For each line of the data below, copy it if it holds the word "title".

************

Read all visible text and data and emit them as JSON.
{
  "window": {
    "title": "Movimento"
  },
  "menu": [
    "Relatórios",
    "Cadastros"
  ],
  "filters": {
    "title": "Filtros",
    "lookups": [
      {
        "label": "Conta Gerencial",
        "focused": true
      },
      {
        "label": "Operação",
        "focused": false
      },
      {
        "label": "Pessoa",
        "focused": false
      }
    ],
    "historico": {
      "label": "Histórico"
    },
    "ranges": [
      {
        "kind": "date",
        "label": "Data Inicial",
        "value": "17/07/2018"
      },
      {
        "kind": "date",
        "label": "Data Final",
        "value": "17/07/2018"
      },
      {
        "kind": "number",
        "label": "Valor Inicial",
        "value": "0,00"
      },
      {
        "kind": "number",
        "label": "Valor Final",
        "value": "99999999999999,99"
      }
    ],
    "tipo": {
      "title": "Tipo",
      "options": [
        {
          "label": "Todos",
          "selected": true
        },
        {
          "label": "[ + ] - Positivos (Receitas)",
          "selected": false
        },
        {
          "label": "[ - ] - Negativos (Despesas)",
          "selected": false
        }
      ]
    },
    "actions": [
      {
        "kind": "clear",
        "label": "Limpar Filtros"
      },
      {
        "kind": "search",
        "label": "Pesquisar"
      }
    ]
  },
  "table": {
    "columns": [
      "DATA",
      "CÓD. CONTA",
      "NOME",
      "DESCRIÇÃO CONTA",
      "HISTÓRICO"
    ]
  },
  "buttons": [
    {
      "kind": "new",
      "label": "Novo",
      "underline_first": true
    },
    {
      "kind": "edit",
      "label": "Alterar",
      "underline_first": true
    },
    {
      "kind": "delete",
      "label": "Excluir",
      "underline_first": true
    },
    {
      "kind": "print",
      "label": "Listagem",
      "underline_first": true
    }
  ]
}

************

• Output
    "title": "Movimento"
    "title": "Filtros",
      "title": "Tipo",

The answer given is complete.